> **WORK TO COMPLETE**: After reading the records, print them all again exactly as they stand.

> **DATA FOR THIS TASK**:
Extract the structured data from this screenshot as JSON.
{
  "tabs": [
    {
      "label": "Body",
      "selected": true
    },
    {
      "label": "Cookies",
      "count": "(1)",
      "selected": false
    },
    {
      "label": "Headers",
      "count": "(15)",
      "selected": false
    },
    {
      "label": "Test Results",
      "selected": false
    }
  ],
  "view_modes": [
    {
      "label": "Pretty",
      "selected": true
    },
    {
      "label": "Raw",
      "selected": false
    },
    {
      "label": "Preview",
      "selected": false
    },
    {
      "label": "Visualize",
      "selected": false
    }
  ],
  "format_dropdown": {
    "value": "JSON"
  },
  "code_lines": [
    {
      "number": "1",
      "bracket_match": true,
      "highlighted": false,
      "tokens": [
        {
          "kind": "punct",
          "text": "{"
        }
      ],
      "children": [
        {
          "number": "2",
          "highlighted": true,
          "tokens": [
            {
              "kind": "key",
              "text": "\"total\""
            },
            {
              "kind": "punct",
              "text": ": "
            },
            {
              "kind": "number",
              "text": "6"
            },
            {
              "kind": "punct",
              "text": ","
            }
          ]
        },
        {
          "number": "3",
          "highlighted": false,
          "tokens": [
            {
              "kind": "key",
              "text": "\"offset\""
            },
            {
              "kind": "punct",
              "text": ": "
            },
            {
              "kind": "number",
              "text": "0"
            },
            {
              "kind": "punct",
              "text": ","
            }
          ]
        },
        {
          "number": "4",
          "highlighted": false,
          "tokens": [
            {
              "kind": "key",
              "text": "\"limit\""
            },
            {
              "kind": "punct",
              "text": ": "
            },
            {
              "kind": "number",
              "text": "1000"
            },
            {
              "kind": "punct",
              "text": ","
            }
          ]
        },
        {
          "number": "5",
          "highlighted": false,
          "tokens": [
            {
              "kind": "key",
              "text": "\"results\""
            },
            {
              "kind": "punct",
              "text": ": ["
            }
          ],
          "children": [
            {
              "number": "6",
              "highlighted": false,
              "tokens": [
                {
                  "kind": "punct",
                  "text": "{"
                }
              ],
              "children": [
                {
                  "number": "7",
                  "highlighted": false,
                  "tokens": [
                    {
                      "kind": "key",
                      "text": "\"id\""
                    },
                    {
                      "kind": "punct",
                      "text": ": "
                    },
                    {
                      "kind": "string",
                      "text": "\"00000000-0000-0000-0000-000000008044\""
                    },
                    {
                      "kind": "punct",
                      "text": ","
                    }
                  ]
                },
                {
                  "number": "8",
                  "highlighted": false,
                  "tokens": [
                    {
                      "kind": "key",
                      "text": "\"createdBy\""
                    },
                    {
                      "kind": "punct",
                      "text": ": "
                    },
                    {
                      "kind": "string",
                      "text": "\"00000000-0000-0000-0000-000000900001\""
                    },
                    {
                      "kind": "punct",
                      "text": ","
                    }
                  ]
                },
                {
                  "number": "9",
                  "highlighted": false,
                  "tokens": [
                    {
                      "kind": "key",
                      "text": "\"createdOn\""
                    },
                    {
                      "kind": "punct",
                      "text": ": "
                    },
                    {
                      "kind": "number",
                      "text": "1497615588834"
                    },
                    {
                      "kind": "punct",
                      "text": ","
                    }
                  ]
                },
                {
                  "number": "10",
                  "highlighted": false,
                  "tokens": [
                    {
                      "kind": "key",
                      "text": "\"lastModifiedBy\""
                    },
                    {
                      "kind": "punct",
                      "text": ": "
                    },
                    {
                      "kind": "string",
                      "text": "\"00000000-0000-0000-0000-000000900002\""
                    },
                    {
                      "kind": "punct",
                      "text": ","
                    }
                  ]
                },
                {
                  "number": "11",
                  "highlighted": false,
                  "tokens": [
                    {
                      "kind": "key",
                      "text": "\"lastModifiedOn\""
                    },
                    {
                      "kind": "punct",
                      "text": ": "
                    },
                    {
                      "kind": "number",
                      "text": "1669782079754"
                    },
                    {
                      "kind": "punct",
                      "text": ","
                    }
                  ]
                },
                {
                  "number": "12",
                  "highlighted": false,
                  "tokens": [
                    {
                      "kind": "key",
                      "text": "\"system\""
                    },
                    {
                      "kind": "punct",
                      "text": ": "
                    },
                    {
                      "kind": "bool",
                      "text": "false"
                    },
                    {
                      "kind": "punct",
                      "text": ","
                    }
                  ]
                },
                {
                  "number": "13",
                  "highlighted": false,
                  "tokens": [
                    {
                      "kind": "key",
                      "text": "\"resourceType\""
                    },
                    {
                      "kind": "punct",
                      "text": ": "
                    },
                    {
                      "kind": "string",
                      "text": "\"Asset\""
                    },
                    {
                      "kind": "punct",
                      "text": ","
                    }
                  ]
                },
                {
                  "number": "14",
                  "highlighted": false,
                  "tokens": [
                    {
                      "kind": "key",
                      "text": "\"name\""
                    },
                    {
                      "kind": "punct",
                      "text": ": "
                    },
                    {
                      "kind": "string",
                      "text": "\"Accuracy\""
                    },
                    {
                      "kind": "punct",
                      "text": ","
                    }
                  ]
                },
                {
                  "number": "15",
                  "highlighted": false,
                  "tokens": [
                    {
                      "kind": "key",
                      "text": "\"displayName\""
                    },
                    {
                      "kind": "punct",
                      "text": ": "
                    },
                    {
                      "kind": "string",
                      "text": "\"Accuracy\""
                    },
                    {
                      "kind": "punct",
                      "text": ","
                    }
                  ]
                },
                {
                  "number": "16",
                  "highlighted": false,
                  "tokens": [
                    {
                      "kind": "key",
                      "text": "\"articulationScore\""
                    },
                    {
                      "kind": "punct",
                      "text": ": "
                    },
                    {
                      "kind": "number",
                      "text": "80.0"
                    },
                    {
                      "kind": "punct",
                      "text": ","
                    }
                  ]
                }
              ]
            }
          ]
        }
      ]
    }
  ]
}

> **SOLUTION**:
Extract the structured data from this screenshot as JSON.
{
  "tabs": [
    {
      "label": "Body",
      "selected": true
    },
    {
      "label": "Cookies",
      "count": "(1)",
      "selected": false
    },
    {
      "label": "Headers",
      "count": "(15)",
      "selected": false
    },
    {
      "label": "Test Results",
      "selected": false
    }
  ],
  "view_modes": [
    {
      "label": "Pretty",
      "selected": true
    },
    {
      "label": "Raw",
      "selected": false
    },
    {
      "label": "Preview",
      "selected": false
    },
    {
      "label": "Visualize",
      "selected": false
    }
  ],
  "format_dropdown": {
    "value": "JSON"
  },
  "code_lines": [
    {
      "number": "1",
      "bracket_match": true,
      "highlighted": false,
      "tokens": [
        {
          "kind": "punct",
          "text": "{"
        }
      ],
      "children": [
        {
          "number": "2",
          "highlighted": true,
          "tokens": [
            {
              "kind": "key",
              "text": "\"total\""
            },
            {
              "kind": "punct",
              "text": ": "
            },
            {
              "kind": "number",
              "text": "6"
            },
            {
              "kind": "punct",
              "text": ","
            }
          ]
        },
        {
          "number": "3",
          "highlighted": false,
          "tokens": [
            {
              "kind": "key",
              "text": "\"offset\""
            },
            {
              "kind": "punct",
              "text": ": "
            },
            {
              "kind": "number",
              "text": "0"
            },
            {
              "kind": "punct",
              "text": ","
            }
          ]
        },
        {
          "number": "4",
          "highlighted": false,
          "tokens": [
            {
              "kind": "key",
              "text": "\"limit\""
            },
            {
              "kind": "punct",
              "text": ": "
            },
            {
              "kind": "number",
              "text": "1000"
            },
            {
              "kind": "punct",
              "text": ","
            }
          ]
        },
        {
          "number": "5",
          "highlighted": false,
          "tokens": [
            {
              "kind": "key",
              "text": "\"results\""
            },
            {
              "kind": "punct",
              "text": ": ["
            }
          ],
          "children": [
            {
              "number": "6",
              "highlighted": false,
              "tokens": [
                {
                  "kind": "punct",
                  "text": "{"
                }
              ],
              "children": [
                {
                  "number": "7",
                  "highlighted": false,
                  "tokens": [
                    {
                      "kind": "key",
                      "text": "\"id\""
                    },
                    {
                      "kind": "punct",
                      "text": ": "
                    },
                    {
                      "kind": "string",
                      "text": "\"00000000-0000-0000-0000-000000008044\""
                    },
                    {
                      "kind": "punct",
                      "text": ","
                    }
                  ]
                },
                {
                  "number": "8",
                  "highlighted": false,
                  "tokens": [
                    {
                      "kind": "key",
                      "text": "\"createdBy\""
                    },
                    {
                      "kind": "punct",
                      "text": ": "
                    },
                    {
                      "kind": "string",
                      "text": "\"00000000-0000-0000-0000-000000900001\""
                    },
                    {
                      "kind": "punct",
                      "text": ","
                    }
                  ]
                },
                {
                  "number": "9",
                  "highlighted": false,
                  "tokens": [
                    {
                      "kind": "key",
                      "text": "\"createdOn\""
                    },
                    {
                      "kind": "punct",
                      "text": ": "
                    },
                    {
                      "kind": "number",
                      "text": "1497615588834"
                    },
                    {
                      "kind": "punct",
                      "text": ","
                    }
                  ]
                },
                {
                  "number": "10",
                  "highlighted": false,
                  "tokens": [
                    {
                      "kind": "key",
                      "text": "\"lastModifiedBy\""
                    },
                    {
                      "kind": "punct",
                      "text": ": "
                    },
                    {
                      "kind": "string",
                      "text": "\"00000000-0000-0000-0000-000000900002\""
                    },
                    {
                      "kind": "punct",
                      "text": ","
                    }
                  ]
                },
                {
                  "number": "11",
                  "highlighted": false,
                  "tokens": [
                    {
                      "kind": "key",
                      "text": "\"lastModifiedOn\""
                    },
                    {
                      "kind": "punct",
                      "text": ": "
                    },
                    {
                      "kind": "number",
                      "text": "1669782079754"
                    },
                    {
                      "kind": "punct",
                      "text": ","
                    }
                  ]
                },
                {
                  "number": "12",
                  "highlighted": false,
                  "tokens": [
                    {
                      "kind": "key",
                      "text": "\"system\""
                    },
                    {
                      "kind": "punct",
                      "text": ": "
                    },
                    {
                      "kind": "bool",
                      "text": "false"
                    },
                    {
                      "kind": "punct",
                      "text": ","
                    }
                  ]
                },
                {
                  "number": "13",
                  "highlighted": false,
                  "tokens": [
                    {
                      "kind": "key",
                      "text": "\"resourceType\""
                    },
                    {
                      "kind": "punct",
                      "text": ": "
                    },
                    {
                      "kind": "string",
                      "text": "\"Asset\""
                    },
                    {
                      "kind": "punct",
                      "text": ","
                    }
                  ]
                },
                {
                  "number": "14",
                  "highlighted": false,
                  "tokens": [
                    {
                      "kind": "key",
                      "text": "\"name\""
                    },
                    {
                      "kind": "punct",
                      "text": ": "
                    },
                    {
                      "kind": "string",
                      "text": "\"Accuracy\""
                    },
                    {
                      "kind": "punct",
                      "text": ","
                    }
                  ]
                },
                {
                  "number": "15",
                  "highlighted": false,
                  "tokens": [
                    {
                      "kind": "key",
                      "text": "\"displayName\""
                    },
                    {
                      "kind": "punct",
                      "text": ": "
                    },
                    {
                      "kind": "string",
                      "text": "\"Accuracy\""
                    },
                    {
                      "kind": "punct",
                      "text": ","
                    }
                  ]
                },
                {
                  "number": "16",
                  "highlighted": false,
                  "tokens": [
                    {
                      "kind": "key",
                      "text": "\"articulationScore\""
                    },
                    {
                      "kind": "punct",
                      "text": ": "
                    },
                    {
                      "kind": "number",
                      "text": "80.0"
                    },
                    {
                      "kind": "punct",
                      "text": ","
                    }
                  ]
                }
              ]
            }
          ]
        }
      ]
    }
  ]
}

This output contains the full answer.